- _TASK TO COMPLETE_
Each record, in full, must be restated word for word.

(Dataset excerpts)
= = =

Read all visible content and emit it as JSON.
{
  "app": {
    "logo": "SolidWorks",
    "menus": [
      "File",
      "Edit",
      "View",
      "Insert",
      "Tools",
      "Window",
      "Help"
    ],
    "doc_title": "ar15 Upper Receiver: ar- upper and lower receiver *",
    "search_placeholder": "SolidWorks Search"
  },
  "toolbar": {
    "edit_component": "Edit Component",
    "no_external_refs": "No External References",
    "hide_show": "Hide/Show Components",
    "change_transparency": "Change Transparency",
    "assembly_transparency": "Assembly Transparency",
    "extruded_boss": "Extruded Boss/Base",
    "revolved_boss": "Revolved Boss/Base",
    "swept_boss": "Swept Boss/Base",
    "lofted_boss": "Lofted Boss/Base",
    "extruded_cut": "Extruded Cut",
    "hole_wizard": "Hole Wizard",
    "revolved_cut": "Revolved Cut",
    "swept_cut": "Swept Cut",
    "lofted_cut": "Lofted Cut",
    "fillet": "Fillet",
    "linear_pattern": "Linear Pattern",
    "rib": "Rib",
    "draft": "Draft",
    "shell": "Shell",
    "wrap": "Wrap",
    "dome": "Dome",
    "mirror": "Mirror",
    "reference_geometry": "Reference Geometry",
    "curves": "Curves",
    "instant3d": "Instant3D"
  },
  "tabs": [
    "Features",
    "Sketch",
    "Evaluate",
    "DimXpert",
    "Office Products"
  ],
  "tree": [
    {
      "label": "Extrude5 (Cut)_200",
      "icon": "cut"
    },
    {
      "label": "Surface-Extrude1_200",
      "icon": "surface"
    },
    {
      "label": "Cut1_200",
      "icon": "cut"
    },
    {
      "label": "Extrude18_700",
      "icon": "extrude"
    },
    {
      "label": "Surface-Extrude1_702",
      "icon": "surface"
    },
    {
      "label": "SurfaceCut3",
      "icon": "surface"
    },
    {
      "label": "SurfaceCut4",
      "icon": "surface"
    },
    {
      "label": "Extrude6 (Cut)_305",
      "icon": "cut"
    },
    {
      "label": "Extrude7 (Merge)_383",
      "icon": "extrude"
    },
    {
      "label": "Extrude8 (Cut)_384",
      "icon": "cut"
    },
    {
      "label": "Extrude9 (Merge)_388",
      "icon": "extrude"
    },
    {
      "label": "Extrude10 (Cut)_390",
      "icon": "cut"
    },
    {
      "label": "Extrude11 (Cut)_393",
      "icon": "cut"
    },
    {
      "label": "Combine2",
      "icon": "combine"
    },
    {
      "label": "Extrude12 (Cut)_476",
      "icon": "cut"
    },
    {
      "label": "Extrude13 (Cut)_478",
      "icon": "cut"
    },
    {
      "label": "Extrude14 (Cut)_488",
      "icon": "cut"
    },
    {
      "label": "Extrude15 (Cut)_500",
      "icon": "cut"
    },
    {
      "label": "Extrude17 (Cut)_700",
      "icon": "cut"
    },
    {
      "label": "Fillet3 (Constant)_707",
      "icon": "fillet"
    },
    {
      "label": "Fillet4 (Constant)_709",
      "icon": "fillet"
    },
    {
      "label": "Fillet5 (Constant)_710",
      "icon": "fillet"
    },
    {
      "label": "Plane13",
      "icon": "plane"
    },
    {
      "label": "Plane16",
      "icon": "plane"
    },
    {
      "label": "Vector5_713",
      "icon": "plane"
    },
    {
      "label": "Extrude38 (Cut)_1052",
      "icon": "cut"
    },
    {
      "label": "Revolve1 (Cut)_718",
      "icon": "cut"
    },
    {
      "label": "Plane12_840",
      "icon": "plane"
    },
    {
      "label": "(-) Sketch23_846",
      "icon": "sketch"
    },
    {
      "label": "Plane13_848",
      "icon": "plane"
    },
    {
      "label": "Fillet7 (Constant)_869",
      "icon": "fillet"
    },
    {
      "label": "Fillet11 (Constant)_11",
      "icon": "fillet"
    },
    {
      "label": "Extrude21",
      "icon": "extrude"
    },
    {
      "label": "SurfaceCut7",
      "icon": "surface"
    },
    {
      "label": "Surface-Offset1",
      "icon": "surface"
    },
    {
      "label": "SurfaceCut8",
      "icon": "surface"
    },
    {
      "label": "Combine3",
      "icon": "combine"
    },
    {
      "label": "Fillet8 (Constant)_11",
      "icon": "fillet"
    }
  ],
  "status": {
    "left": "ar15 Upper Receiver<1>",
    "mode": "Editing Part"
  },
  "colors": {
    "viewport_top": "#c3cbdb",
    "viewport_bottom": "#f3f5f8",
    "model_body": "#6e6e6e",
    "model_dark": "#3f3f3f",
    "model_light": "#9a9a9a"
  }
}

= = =

- _WRITTEN ANSWER_
Read all visible content and emit it as JSON.
{
  "app": {
    "logo": "SolidWorks",
    "menus": [
      "File",
      "Edit",
      "View",
      "Insert",
      "Tools",
      "Window",
      "Help"
    ],
    "doc_title": "ar15 Upper Receiver: ar- upper and lower receiver *",
    "search_placeholder": "SolidWorks Search"
  },
  "toolbar": {
    "edit_component": "Edit Component",
    "no_external_refs": "No External References",
    "hide_show": "Hide/Show Components",
    "change_transparency": "Change Transparency",
    "assembly_transparency": "Assembly Transparency",
    "extruded_boss": "Extruded Boss/Base",
    "revolved_boss": "Revolved Boss/Base",
    "swept_boss": "Swept Boss/Base",
    "lofted_boss": "Lofted Boss/Base",
    "extruded_cut": "Extruded Cut",
    "hole_wizard": "Hole Wizard",
    "revolved_cut": "Revolved Cut",
    "swept_cut": "Swept Cut",
    "lofted_cut": "Lofted Cut",
    "fillet": "Fillet",
    "linear_pattern": "Linear Pattern",
    "rib": "Rib",
    "draft": "Draft",
    "shell": "Shell",
    "wrap": "Wrap",
    "dome": "Dome",
    "mirror": "Mirror",
    "reference_geometry": "Reference Geometry",
    "curves": "Curves",
    "instant3d": "Instant3D"
  },
  "tabs": [
    "Features",
    "Sketch",
    "Evaluate",
    "DimXpert",
    "Office Products"
  ],
  "tree": [
    {
      "label": "Extrude5 (Cut)_200",
      "icon": "cut"
    },
    {
      "label": "Surface-Extrude1_200",
      "icon": "surface"
    },
    {
      "label": "Cut1_200",
      "icon": "cut"
    },
    {
      "label": "Extrude18_700",
      "icon": "extrude"
    },
    {
      "label": "Surface-Extrude1_702",
      "icon": "surface"
    },
    {
      "label": "SurfaceCut3",
      "icon": "surface"
    },
    {
      "label": "SurfaceCut4",
      "icon": "surface"
    },
    {
      "label": "Extrude6 (Cut)_305",
      "icon": "cut"
    },
    {
      "label": "Extrude7 (Merge)_383",
      "icon": "extrude"
    },
    {
      "label": "Extrude8 (Cut)_384",
      "icon": "cut"
    },
    {
      "label": "Extrude9 (Merge)_388",
      "icon": "extrude"
    },
    {
      "label": "Extrude10 (Cut)_390",
      "icon": "cut"
    },
    {
      "label": "Extrude11 (Cut)_393",
      "icon": "cut"
    },
    {
      "label": "Combine2",
      "icon": "combine"
    },
    {
      "label": "Extrude12 (Cut)_476",
      "icon": "cut"
    },
    {
      "label": "Extrude13 (Cut)_478",
      "icon": "cut"
    },
    {
      "label": "Extrude14 (Cut)_488",
      "icon": "cut"
    },
    {
      "label": "Extrude15 (Cut)_500",
      "icon": "cut"
    },
    {
      "label": "Extrude17 (Cut)_700",
      "icon": "cut"
    },
    {
      "label": "Fillet3 (Constant)_707",
      "icon": "fillet"
    },
    {
      "label": "Fillet4 (Constant)_709",
      "icon": "fillet"
    },
    {
      "label": "Fillet5 (Constant)_710",
      "icon": "fillet"
    },
    {
      "label": "Plane13",
      "icon": "plane"
    },
    {
      "label": "Plane16",
      "icon": "plane"
    },
    {
      "label": "Vector5_713",
      "icon": "plane"
    },
    {
      "label": "Extrude38 (Cut)_1052",
      "icon": "cut"
    },
    {
      "label": "Revolve1 (Cut)_718",
      "icon": "cut"
    },
    {
      "label": "Plane12_840",
      "icon": "plane"
    },
    {
      "label": "(-) Sketch23_846",
      "icon": "sketch"
    },
    {
      "label": "Plane13_848",
      "icon": "plane"
    },
    {
      "label": "Fillet7 (Constant)_869",
      "icon": "fillet"
    },
    {
      "label": "Fillet11 (Constant)_11",
      "icon": "fillet"
    },
    {
      "label": "Extrude21",
      "icon": "extrude"
    },
    {
      "label": "SurfaceCut7",
      "icon": "surface"
    },
    {
      "label": "Surface-Offset1",
      "icon": "surface"
    },
    {
      "label": "SurfaceCut8",
      "icon": "surface"
    },
    {
      "label": "Combine3",
      "icon": "combine"
    },
    {
      "label": "Fillet8 (Constant)_11",
      "icon": "fillet"
    }
  ],
  "status": {
    "left": "ar15 Upper Receiver<1>",
    "mode": "Editing Part"
  },
  "colors": {
    "viewport_top": "#c3cbdb",
    "viewport_bottom": "#f3f5f8",
    "model_body": "#6e6e6e",
    "model_dark": "#3f3f3f",
    "model_light": "#9a9a9a"
  }
}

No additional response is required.